Task brief :: Repeat each entry exactly. Drop every image.

Records for processing ::

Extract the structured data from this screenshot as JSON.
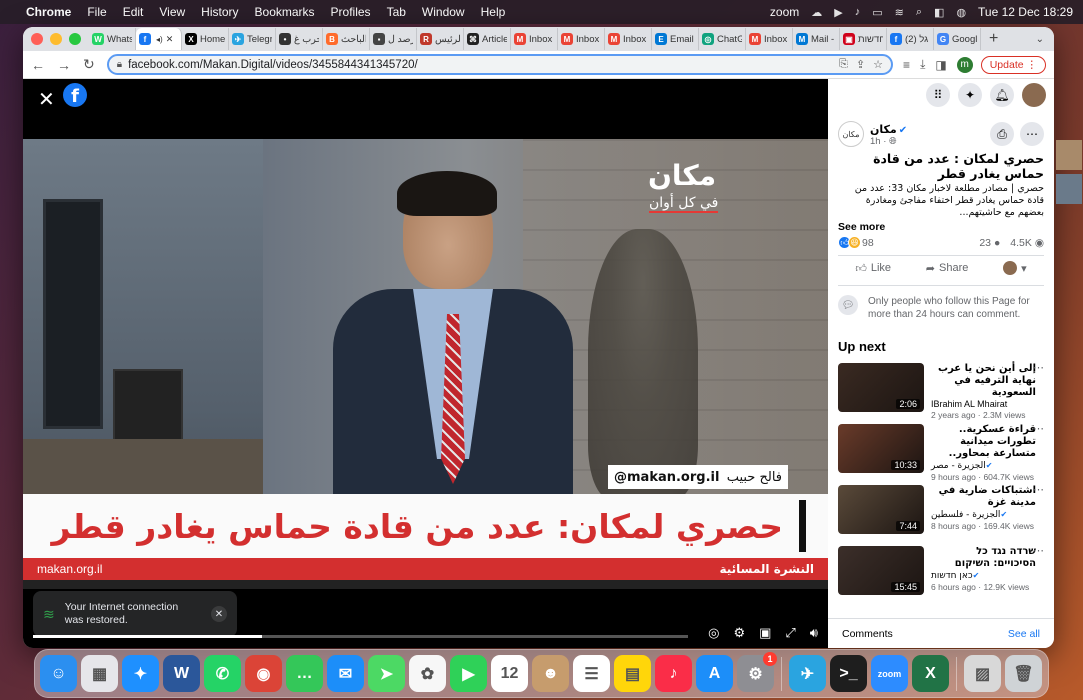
{
  "menubar": {
    "apple": "",
    "app": "Chrome",
    "items": [
      "File",
      "Edit",
      "View",
      "History",
      "Bookmarks",
      "Profiles",
      "Tab",
      "Window",
      "Help"
    ],
    "zoom": "zoom",
    "datetime": "Tue 12 Dec 18:29"
  },
  "tabs": [
    {
      "label": "WhatsApp",
      "color": "#25d366",
      "glyph": "W"
    },
    {
      "label": "",
      "color": "#1877f2",
      "glyph": "f",
      "active": true
    },
    {
      "label": "Home",
      "color": "#000000",
      "glyph": "X"
    },
    {
      "label": "Telegram",
      "color": "#2aa4e0",
      "glyph": "✈"
    },
    {
      "label": "حرب غ",
      "color": "#333333",
      "glyph": "•"
    },
    {
      "label": "الباحث",
      "color": "#ff6b2b",
      "glyph": "B"
    },
    {
      "label": "رصد ل",
      "color": "#444444",
      "glyph": "▪"
    },
    {
      "label": "الرئيس",
      "color": "#c0392b",
      "glyph": "R"
    },
    {
      "label": "Article",
      "color": "#222222",
      "glyph": "⌘"
    },
    {
      "label": "Inbox",
      "color": "#ea4335",
      "glyph": "M"
    },
    {
      "label": "Inbox",
      "color": "#ea4335",
      "glyph": "M"
    },
    {
      "label": "Inbox",
      "color": "#ea4335",
      "glyph": "M"
    },
    {
      "label": "Email",
      "color": "#0078d4",
      "glyph": "E"
    },
    {
      "label": "ChatGPT",
      "color": "#10a37f",
      "glyph": "◎"
    },
    {
      "label": "Inbox",
      "color": "#ea4335",
      "glyph": "M"
    },
    {
      "label": "Mail -",
      "color": "#0078d4",
      "glyph": "M"
    },
    {
      "label": "חדשות",
      "color": "#d0021b",
      "glyph": "▣"
    },
    {
      "label": "(2) גל",
      "color": "#1877f2",
      "glyph": "f"
    },
    {
      "label": "Google",
      "color": "#4285f4",
      "glyph": "G"
    }
  ],
  "address": {
    "url": "facebook.com/Makan.Digital/videos/3455844341345720/",
    "profile": "m",
    "update_label": "Update"
  },
  "video": {
    "logo_text": "مكان",
    "logo_sub": "في كل أوان",
    "name_caption": "فالح حبيب",
    "handle": "@makan.org.il",
    "headline": "حصري لمكان: عدد من قادة حماس يغادر قطر",
    "site": "makan.org.il",
    "program": "النشرة المسائية",
    "progress": 0.35
  },
  "toast": {
    "message": "Your Internet connection was restored."
  },
  "post": {
    "page_name": "مكان",
    "page_avatar": "مكان",
    "time": "1h · ",
    "title": "حصري لمكان : عدد من قادة حماس يغادر قطر",
    "description": "حصري | مصادر مطلعة لاخبار مكان 33: عدد من قادة حماس يغادر قطر اختفاء مفاجئ ومغادرة بعضهم مع حاشيتهم...",
    "see_more": "See more",
    "reactions": "98",
    "comments": "23",
    "views": "4.5K",
    "like": "Like",
    "share": "Share",
    "comment_notice": "Only people who follow this Page for more than 24 hours can comment."
  },
  "up_next": {
    "title": "Up next",
    "items": [
      {
        "title": "إلى أين نحن يا عرب نهاية الترفيه في السعودية",
        "author": "IBrahim AL Mhairat",
        "meta": "2 years ago · 2.3M views",
        "duration": "2:06",
        "thumb": "#3a2a22",
        "verified": false
      },
      {
        "title": "قراءة عسكرية.. تطورات ميدانية متسارعة بمحاور..",
        "author": "الجزيرة - مصر",
        "meta": "9 hours ago · 604.7K views",
        "duration": "10:33",
        "thumb": "#6a3b2a",
        "verified": true
      },
      {
        "title": "اشتباكات ضارية في مدينة غزة",
        "author": "الجزيرة - فلسطين",
        "meta": "8 hours ago · 169.4K views",
        "duration": "7:44",
        "thumb": "#5a4a3a",
        "verified": true
      },
      {
        "title": "שרדה נגד כל הסיכויים: השיקום",
        "author": "כאן חדשות",
        "meta": "6 hours ago · 12.9K views",
        "duration": "15:45",
        "thumb": "#3c2f2a",
        "verified": true
      }
    ]
  },
  "comments_bar": {
    "label": "Comments",
    "see_all": "See all"
  },
  "dock": [
    {
      "name": "finder",
      "color": "#2b8ff0",
      "glyph": "☺"
    },
    {
      "name": "launchpad",
      "color": "#e6e6ea",
      "glyph": "▦"
    },
    {
      "name": "safari",
      "color": "#1e90ff",
      "glyph": "✦"
    },
    {
      "name": "word",
      "color": "#2b579a",
      "glyph": "W"
    },
    {
      "name": "whatsapp",
      "color": "#25d366",
      "glyph": "✆"
    },
    {
      "name": "chrome",
      "color": "#db4437",
      "glyph": "◉"
    },
    {
      "name": "messages",
      "color": "#34c759",
      "glyph": "…"
    },
    {
      "name": "mail",
      "color": "#1c8ef9",
      "glyph": "✉"
    },
    {
      "name": "maps",
      "color": "#4cd964",
      "glyph": "➤"
    },
    {
      "name": "photos",
      "color": "#f7f7f7",
      "glyph": "✿"
    },
    {
      "name": "facetime",
      "color": "#2fd158",
      "glyph": "▶"
    },
    {
      "name": "calendar",
      "color": "#ffffff",
      "glyph": "12"
    },
    {
      "name": "contacts",
      "color": "#c69c6d",
      "glyph": "☻"
    },
    {
      "name": "reminders",
      "color": "#ffffff",
      "glyph": "☰"
    },
    {
      "name": "notes",
      "color": "#ffd60a",
      "glyph": "▤"
    },
    {
      "name": "music",
      "color": "#fa2d48",
      "glyph": "♪"
    },
    {
      "name": "app-store",
      "color": "#1c8ef9",
      "glyph": "A"
    },
    {
      "name": "system-settings",
      "color": "#8e8e93",
      "glyph": "⚙",
      "badge": "1"
    },
    {
      "name": "telegram",
      "color": "#2aa4e0",
      "glyph": "✈"
    },
    {
      "name": "terminal",
      "color": "#1e1e1e",
      "glyph": ">_"
    },
    {
      "name": "zoom",
      "color": "#2d8cff",
      "glyph": "zoom"
    },
    {
      "name": "excel",
      "color": "#217346",
      "glyph": "X"
    },
    {
      "name": "preview",
      "color": "#d8d8d8",
      "glyph": "▨"
    },
    {
      "name": "trash",
      "color": "#cfd3d6",
      "glyph": "🗑"
    }
  ],
  "colors": {
    "facebook_blue": "#1877f2",
    "makan_red": "#d32f2f",
    "update_red": "#d93025"
  }
}
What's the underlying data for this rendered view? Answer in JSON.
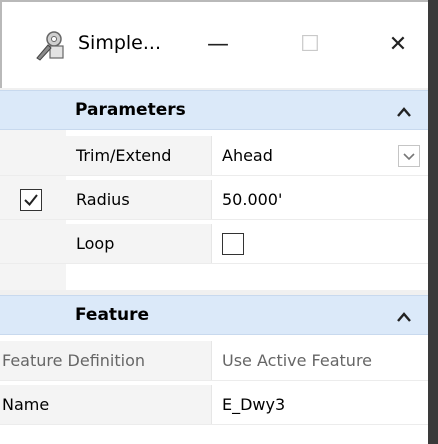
{
  "window": {
    "title": "Simple..."
  },
  "titlebar_buttons": {
    "minimize_glyph": "—",
    "maximize_glyph": "☐",
    "close_glyph": "✕"
  },
  "parameters": {
    "header": "Parameters",
    "trim_extend": {
      "label": "Trim/Extend",
      "value": "Ahead"
    },
    "radius": {
      "label": "Radius",
      "value": "50.000'",
      "locked": true
    },
    "loop": {
      "label": "Loop",
      "checked": false
    }
  },
  "feature": {
    "header": "Feature",
    "feature_definition": {
      "label": "Feature Definition",
      "value": "Use Active Feature"
    },
    "name": {
      "label": "Name",
      "value": "E_Dwy3"
    }
  },
  "colors": {
    "section_header_bg": "#dbe9f9",
    "panel_bg": "#ffffff",
    "gutter_bg": "#f4f4f4"
  }
}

Result of the task ::
Extract the structured data from this screenshot as JSON.
{
  "menubar": {
    "apple": "",
    "app": "Chrome",
    "items": [
      "File",
      "Edit",
      "View",
      "History",
      "Bookmarks",
      "Profiles",
      "Tab",
      "Window",
      "Help"
    ],
    "zoom": "zoom",
    "datetime": "Tue 12 Dec 18:29"
  },
  "tabs": [
    {
      "label": "WhatsApp",
      "color": "#25d366",
      "glyph": "W"
    },
    {
      "label": "",
      "color": "#1877f2",
      "glyph": "f",
      "active": true
    },
    {
      "label": "Home",
      "color": "#000000",
      "glyph": "X"
    },
    {
      "label": "Telegram",
      "color": "#2aa4e0",
      "glyph": "✈"
    },
    {
      "label": "حرب غ",
      "color": "#333333",
      "glyph": "•"
    },
    {
      "label": "الباحث",
      "color": "#ff6b2b",
      "glyph": "B"
    },
    {
      "label": "رصد ل",
      "color": "#444444",
      "glyph": "▪"
    },
    {
      "label": "الرئيس",
      "color": "#c0392b",
      "glyph": "R"
    },
    {
      "label": "Article",
      "color": "#222222",
      "glyph": "⌘"
    },
    {
      "label": "Inbox",
      "color": "#ea4335",
      "glyph": "M"
    },
    {
      "label": "Inbox",
      "color": "#ea4335",
      "glyph": "M"
    },
    {
      "label": "Inbox",
      "color": "#ea4335",
      "glyph": "M"
    },
    {
      "label": "Email",
      "color": "#0078d4",
      "glyph": "E"
    },
    {
      "label": "ChatGPT",
      "color": "#10a37f",
      "glyph": "◎"
    },
    {
      "label": "Inbox",
      "color": "#ea4335",
      "glyph": "M"
    },
    {
      "label": "Mail -",
      "color": "#0078d4",
      "glyph": "M"
    },
    {
      "label": "חדשות",
      "color": "#d0021b",
      "glyph": "▣"
    },
    {
      "label": "(2) גל",
      "color": "#1877f2",
      "glyph": "f"
    },
    {
      "label": "Google",
      "color": "#4285f4",
      "glyph": "G"
    }
  ],
  "address": {
    "url": "facebook.com/Makan.Digital/videos/3455844341345720/",
    "profile": "m",
    "update_label": "Update"
  },
  "video": {
    "logo_text": "مكان",
    "logo_sub": "في كل أوان",
    "name_caption": "فالح حبيب",
    "handle": "@makan.org.il",
    "headline": "حصري لمكان: عدد من قادة حماس يغادر قطر",
    "site": "makan.org.il",
    "program": "النشرة المسائية",
    "progress": 0.35
  },
  "toast": {
    "message": "Your Internet connection was restored."
  },
  "post": {
    "page_name": "مكان",
    "page_avatar": "مكان",
    "time": "1h · ",
    "title": "حصري لمكان : عدد من قادة حماس يغادر قطر",
    "description": "حصري | مصادر مطلعة لاخبار مكان 33: عدد من قادة حماس يغادر قطر اختفاء مفاجئ ومغادرة بعضهم مع حاشيتهم...",
    "see_more": "See more",
    "reactions": "98",
    "comments": "23",
    "views": "4.5K",
    "like": "Like",
    "share": "Share",
    "comment_notice": "Only people who follow this Page for more than 24 hours can comment."
  },
  "up_next": {
    "title": "Up next",
    "items": [
      {
        "title": "إلى أين نحن يا عرب نهاية الترفيه في السعودية",
        "author": "IBrahim AL Mhairat",
        "meta": "2 years ago · 2.3M views",
        "duration": "2:06",
        "thumb": "#3a2a22",
        "verified": false
      },
      {
        "title": "قراءة عسكرية.. تطورات ميدانية متسارعة بمحاور..",
        "author": "الجزيرة - مصر",
        "meta": "9 hours ago · 604.7K views",
        "duration": "10:33",
        "thumb": "#6a3b2a",
        "verified": true
      },
      {
        "title": "اشتباكات ضارية في مدينة غزة",
        "author": "الجزيرة - فلسطين",
        "meta": "8 hours ago · 169.4K views",
        "duration": "7:44",
        "thumb": "#5a4a3a",
        "verified": true
      },
      {
        "title": "שרדה נגד כל הסיכויים: השיקום",
        "author": "כאן חדשות",
        "meta": "6 hours ago · 12.9K views",
        "duration": "15:45",
        "thumb": "#3c2f2a",
        "verified": true
      }
    ]
  },
  "comments_bar": {
    "label": "Comments",
    "see_all": "See all"
  },
  "dock": [
    {
      "name": "finder",
      "color": "#2b8ff0",
      "glyph": "☺"
    },
    {
      "name": "launchpad",
      "color": "#e6e6ea",
      "glyph": "▦"
    },
    {
      "name": "safari",
      "color": "#1e90ff",
      "glyph": "✦"
    },
    {
      "name": "word",
      "color": "#2b579a",
      "glyph": "W"
    },
    {
      "name": "whatsapp",
      "color": "#25d366",
      "glyph": "✆"
    },
    {
      "name": "chrome",
      "color": "#db4437",
      "glyph": "◉"
    },
    {
      "name": "messages",
      "color": "#34c759",
      "glyph": "…"
    },
    {
      "name": "mail",
      "color": "#1c8ef9",
      "glyph": "✉"
    },
    {
      "name": "maps",
      "color": "#4cd964",
      "glyph": "➤"
    },
    {
      "name": "photos",
      "color": "#f7f7f7",
      "glyph": "✿"
    },
    {
      "name": "facetime",
      "color": "#2fd158",
      "glyph": "▶"
    },
    {
      "name": "calendar",
      "color": "#ffffff",
      "glyph": "12"
    },
    {
      "name": "contacts",
      "color": "#c69c6d",
      "glyph": "☻"
    },
    {
      "name": "reminders",
      "color": "#ffffff",
      "glyph": "☰"
    },
    {
      "name": "notes",
      "color": "#ffd60a",
      "glyph": "▤"
    },
    {
      "name": "music",
      "color": "#fa2d48",
      "glyph": "♪"
    },
    {
      "name": "app-store",
      "color": "#1c8ef9",
      "glyph": "A"
    },
    {
      "name": "system-settings",
      "color": "#8e8e93",
      "glyph": "⚙",
      "badge": "1"
    },
    {
      "name": "telegram",
      "color": "#2aa4e0",
      "glyph": "✈"
    },
    {
      "name": "terminal",
      "color": "#1e1e1e",
      "glyph": ">_"
    },
    {
      "name": "zoom",
      "color": "#2d8cff",
      "glyph": "zoom"
    },
    {
      "name": "excel",
      "color": "#217346",
      "glyph": "X"
    },
    {
      "name": "preview",
      "color": "#d8d8d8",
      "glyph": "▨"
    },
    {
      "name": "trash",
      "color": "#cfd3d6",
      "glyph": "🗑"
    }
  ],
  "colors": {
    "facebook_blue": "#1877f2",
    "makan_red": "#d32f2f",
    "update_red": "#d93025"
  }
}
What's the underlying data for this rendered view? Answer in JSON.
{
  "window": {
    "title": "Simple..."
  },
  "titlebar_buttons": {
    "minimize_glyph": "—",
    "maximize_glyph": "☐",
    "close_glyph": "✕"
  },
  "parameters": {
    "header": "Parameters",
    "trim_extend": {
      "label": "Trim/Extend",
      "value": "Ahead"
    },
    "radius": {
      "label": "Radius",
      "value": "50.000'",
      "locked": true
    },
    "loop": {
      "label": "Loop",
      "checked": false
    }
  },
  "feature": {
    "header": "Feature",
    "feature_definition": {
      "label": "Feature Definition",
      "value": "Use Active Feature"
    },
    "name": {
      "label": "Name",
      "value": "E_Dwy3"
    }
  },
  "colors": {
    "section_header_bg": "#dbe9f9",
    "panel_bg": "#ffffff",
    "gutter_bg": "#f4f4f4"
  }
}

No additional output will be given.